25 comments

Woolfie Corbyn

Today’s High Court ruling on the meaning of Labour’s leadership election rules shows why Jeremy Corbyn didn’t want to stand down after the no confidence vote. Essentially, as predicted, the court interpreted the rulebook to mean that only challengers, not the incumbent, must pass a threshold of MP nominations to make it onto the ballot paper.

It’s most likely a product of poor drafting – those who wrote the rules don’t seem to have imagined any Labour leader staying stubbornly in the job with the support of only a tiny proportion of the Parliamentary Labour Party. They assumed any leader would be sufficiently practical, or sufficiently reasonable, not to end up in that situation. In short: they never imagined Corbyn.

But the rules are the rules, whether the Party or its MPs like it or not. And there are few things the Hard Left like more than a rulebook, with its numerous loopholes and opportunities to produce political advantages even for a cause which is seemingly hopeless. Given their close study of the process, it’s no wonder Corbyn wasn’t willing to resign in the face of opposition from the PLP: to do so would not just be to betray the sacred mandate, but it would likely allow the MPs to lock anyone so extreme out of the leadership race forever, having learned the lesson of their ill-judged generosity last summer.

For the same reason, it’s in Corbyn’s interests to continue in the job for as long as possible – or at least until he has managed to change the rules to make future leadership races more easily accessible to people who agree with him.

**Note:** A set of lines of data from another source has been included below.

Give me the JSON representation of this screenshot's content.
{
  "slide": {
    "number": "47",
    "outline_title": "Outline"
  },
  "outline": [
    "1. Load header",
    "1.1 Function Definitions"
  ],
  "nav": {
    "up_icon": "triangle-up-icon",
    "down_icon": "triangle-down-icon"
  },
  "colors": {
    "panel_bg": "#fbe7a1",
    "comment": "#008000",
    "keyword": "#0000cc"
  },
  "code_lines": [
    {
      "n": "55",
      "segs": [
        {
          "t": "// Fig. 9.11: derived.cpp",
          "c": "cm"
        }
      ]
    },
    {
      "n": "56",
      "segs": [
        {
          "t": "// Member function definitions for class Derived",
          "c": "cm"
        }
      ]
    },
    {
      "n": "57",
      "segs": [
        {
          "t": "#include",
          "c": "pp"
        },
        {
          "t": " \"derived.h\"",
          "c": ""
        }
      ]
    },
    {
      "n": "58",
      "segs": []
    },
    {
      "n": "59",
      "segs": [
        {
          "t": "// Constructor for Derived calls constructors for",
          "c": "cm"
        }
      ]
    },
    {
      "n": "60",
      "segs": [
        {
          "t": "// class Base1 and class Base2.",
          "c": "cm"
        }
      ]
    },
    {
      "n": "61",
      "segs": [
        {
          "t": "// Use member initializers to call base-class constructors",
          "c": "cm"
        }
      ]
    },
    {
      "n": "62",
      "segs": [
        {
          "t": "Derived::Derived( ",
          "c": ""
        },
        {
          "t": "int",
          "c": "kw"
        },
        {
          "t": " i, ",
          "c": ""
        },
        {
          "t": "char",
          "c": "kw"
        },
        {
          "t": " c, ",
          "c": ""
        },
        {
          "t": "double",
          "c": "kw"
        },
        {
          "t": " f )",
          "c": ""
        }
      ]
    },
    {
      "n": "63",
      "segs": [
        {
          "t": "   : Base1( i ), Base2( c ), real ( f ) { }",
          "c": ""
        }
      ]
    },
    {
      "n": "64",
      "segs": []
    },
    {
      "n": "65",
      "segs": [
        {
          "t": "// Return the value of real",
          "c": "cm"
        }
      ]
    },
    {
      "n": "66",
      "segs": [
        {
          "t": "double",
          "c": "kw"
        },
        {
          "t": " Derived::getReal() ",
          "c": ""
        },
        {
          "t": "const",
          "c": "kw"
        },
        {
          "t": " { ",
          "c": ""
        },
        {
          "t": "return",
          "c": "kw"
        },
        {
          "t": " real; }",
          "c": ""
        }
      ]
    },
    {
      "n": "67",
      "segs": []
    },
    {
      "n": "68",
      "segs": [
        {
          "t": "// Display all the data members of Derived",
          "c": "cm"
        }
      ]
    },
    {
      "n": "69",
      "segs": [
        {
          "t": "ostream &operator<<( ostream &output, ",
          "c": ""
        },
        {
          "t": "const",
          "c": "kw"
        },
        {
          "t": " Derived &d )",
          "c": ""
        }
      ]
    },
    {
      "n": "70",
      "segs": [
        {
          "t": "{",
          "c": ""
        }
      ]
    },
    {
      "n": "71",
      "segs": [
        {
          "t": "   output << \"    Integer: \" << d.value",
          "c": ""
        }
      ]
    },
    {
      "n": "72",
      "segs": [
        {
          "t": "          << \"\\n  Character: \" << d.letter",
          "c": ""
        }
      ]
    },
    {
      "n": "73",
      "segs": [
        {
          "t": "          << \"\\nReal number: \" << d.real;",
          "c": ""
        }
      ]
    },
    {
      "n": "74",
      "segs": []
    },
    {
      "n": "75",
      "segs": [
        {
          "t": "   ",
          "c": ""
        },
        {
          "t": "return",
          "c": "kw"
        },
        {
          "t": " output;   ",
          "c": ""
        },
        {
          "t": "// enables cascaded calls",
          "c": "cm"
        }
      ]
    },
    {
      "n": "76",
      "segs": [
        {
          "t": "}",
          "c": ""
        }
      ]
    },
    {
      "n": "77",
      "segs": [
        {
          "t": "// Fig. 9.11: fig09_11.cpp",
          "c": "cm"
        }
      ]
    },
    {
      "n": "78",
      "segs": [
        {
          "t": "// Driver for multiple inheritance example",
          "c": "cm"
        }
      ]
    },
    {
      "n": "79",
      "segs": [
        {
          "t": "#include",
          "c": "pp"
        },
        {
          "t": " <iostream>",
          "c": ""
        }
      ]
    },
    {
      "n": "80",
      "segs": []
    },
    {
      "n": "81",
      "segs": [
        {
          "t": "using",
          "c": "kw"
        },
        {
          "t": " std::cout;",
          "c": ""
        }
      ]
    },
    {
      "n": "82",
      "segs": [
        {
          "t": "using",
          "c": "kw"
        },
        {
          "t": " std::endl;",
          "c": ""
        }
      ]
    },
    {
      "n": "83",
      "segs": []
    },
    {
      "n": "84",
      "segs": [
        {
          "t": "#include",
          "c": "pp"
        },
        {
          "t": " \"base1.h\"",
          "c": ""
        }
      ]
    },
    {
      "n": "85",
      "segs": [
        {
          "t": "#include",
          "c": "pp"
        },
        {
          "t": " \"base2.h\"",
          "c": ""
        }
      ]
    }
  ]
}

I’m far from convinced that he would even resign after a crushing General Election defeat. If May were to call a snap election in the next few months, the Corbynites would simply blame their performance on the Red Tory Blairite splitters who had dared rebel against Jeremy. If they really believe it, and they will, why would they ever believe their man should take responsibility and lose his job? No, it would instead have demonstrated the need for him not only to carry on but to redouble his efforts to change every part of Labour.

And there’s the second reason why I can see Corbyn carrying on even in defeat. While the last ten months have been his opportunity to change his party’s leadership, and Owen Smith has given him the opportunity to still further change its membership, an election defeat would offer him the opportunity to change its MPs. No doubt he’d rather storm to victory sooner rather than later, but there’s no denying that a clear-out of dozens of the most awkward MPs would offer him and Momentum the chance to ensure more Corbynites are selected as candidates the next time round.

If that sounds like a long game, it should be no surprise. The hard left have always been willing to bide their time – it isn’t called “the long march through the institutions” for nothing.

25 comments for: It’s increasingly hard to imagine Corbyn ever quitting

Leave a Reply

You must be logged in to post a comment.